Records to use -
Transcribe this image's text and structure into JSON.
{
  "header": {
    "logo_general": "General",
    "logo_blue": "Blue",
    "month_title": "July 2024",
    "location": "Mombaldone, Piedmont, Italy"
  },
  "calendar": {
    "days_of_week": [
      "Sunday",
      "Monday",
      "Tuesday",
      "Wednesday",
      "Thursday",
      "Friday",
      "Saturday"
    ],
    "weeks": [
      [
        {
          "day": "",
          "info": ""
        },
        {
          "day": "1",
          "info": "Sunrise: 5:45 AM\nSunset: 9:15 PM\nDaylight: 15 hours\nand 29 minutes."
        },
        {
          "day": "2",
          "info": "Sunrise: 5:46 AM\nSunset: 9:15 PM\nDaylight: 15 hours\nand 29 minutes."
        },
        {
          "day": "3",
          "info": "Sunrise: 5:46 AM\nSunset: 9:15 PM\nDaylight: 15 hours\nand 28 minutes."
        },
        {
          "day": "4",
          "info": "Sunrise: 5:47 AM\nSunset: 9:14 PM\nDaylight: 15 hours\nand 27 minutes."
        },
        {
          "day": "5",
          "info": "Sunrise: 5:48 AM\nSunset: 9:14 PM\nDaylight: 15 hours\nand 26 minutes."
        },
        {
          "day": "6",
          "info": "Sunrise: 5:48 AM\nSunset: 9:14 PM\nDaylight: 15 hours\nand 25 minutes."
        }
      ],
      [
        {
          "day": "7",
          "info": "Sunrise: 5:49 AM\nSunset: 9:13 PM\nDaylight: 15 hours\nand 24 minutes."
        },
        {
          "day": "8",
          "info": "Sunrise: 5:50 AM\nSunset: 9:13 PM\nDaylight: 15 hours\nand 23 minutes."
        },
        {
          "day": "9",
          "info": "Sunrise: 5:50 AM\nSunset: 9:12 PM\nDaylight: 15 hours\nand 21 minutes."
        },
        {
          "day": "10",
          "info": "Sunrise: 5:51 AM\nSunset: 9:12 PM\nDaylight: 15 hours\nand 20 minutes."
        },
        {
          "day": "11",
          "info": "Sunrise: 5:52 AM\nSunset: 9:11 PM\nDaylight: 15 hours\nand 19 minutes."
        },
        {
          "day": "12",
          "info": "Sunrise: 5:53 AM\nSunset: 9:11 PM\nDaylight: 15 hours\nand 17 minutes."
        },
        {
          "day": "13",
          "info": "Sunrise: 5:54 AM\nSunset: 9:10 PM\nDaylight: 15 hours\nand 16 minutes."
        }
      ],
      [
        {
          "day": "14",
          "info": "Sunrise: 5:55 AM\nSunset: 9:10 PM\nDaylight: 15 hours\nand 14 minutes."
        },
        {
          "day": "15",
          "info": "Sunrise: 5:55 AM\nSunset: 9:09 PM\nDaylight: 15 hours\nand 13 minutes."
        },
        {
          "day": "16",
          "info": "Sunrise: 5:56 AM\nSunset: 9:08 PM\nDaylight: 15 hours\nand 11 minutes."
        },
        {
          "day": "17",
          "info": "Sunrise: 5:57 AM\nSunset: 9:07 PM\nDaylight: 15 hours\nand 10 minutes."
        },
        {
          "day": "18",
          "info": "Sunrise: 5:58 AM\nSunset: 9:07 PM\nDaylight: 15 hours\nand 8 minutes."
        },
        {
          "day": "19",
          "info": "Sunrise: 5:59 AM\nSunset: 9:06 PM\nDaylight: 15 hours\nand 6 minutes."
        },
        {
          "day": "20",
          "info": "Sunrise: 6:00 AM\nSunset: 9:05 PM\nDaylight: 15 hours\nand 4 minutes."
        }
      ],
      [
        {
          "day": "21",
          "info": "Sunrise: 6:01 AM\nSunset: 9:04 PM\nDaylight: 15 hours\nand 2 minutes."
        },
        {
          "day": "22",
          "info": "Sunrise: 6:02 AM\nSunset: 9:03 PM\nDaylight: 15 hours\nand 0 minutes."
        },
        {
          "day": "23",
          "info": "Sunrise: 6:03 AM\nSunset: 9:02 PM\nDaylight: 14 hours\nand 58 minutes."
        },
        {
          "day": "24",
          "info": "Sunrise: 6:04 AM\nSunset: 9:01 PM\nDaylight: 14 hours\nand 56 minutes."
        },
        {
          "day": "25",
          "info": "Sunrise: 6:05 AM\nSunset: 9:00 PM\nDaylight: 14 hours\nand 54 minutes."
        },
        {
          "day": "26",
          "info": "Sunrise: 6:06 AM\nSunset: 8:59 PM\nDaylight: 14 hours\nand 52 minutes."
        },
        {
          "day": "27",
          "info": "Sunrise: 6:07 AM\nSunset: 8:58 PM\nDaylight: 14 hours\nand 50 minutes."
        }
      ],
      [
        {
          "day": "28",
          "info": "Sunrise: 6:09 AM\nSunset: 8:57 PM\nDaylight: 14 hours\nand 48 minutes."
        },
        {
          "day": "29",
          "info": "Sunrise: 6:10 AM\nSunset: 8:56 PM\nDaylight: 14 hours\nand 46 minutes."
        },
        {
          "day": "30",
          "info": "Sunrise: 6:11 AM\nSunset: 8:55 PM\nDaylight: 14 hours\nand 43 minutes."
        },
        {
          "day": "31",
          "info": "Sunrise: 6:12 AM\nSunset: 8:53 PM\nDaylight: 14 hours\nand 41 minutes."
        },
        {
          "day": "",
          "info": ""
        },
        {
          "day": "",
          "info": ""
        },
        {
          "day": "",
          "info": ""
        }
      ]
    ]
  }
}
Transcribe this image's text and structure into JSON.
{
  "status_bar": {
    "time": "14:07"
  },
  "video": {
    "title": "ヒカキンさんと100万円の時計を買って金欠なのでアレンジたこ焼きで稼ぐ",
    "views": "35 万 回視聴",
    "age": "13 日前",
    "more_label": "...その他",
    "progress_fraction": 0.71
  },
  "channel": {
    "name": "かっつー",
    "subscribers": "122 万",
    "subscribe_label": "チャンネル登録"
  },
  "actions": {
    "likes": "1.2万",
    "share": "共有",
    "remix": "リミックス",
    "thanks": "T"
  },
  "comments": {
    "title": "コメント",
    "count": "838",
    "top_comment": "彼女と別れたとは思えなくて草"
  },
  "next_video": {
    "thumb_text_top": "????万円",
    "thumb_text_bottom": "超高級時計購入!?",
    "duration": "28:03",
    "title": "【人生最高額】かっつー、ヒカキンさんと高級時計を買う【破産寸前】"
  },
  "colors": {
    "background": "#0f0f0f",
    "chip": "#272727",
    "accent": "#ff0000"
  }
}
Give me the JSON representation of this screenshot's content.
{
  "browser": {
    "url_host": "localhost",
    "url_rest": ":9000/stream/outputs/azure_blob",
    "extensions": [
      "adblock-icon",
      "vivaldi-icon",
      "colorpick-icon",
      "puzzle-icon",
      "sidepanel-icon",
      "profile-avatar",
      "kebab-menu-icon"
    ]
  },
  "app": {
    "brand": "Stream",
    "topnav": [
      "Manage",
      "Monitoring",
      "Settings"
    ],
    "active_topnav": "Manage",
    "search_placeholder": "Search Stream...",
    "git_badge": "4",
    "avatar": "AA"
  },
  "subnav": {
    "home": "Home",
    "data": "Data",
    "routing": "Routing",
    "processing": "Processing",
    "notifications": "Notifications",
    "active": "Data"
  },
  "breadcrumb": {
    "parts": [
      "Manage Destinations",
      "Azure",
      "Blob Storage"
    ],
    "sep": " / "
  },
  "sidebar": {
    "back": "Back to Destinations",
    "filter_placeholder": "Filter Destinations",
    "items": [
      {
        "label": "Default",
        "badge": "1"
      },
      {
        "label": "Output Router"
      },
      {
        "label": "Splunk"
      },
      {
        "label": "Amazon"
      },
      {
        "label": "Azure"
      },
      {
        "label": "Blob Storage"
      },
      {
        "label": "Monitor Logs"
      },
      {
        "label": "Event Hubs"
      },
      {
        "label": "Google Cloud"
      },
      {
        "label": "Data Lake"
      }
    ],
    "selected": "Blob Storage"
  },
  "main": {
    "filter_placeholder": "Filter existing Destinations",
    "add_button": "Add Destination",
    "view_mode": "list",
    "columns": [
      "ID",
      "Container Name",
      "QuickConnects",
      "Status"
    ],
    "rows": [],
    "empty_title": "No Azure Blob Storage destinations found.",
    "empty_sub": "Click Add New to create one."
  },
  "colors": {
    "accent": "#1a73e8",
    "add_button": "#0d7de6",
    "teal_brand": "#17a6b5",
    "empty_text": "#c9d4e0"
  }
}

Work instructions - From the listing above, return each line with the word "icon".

Task output -
      "adblock-icon",
      "vivaldi-icon",
      "colorpick-icon",
      "puzzle-icon",
      "sidepanel-icon",
      "kebab-menu-icon"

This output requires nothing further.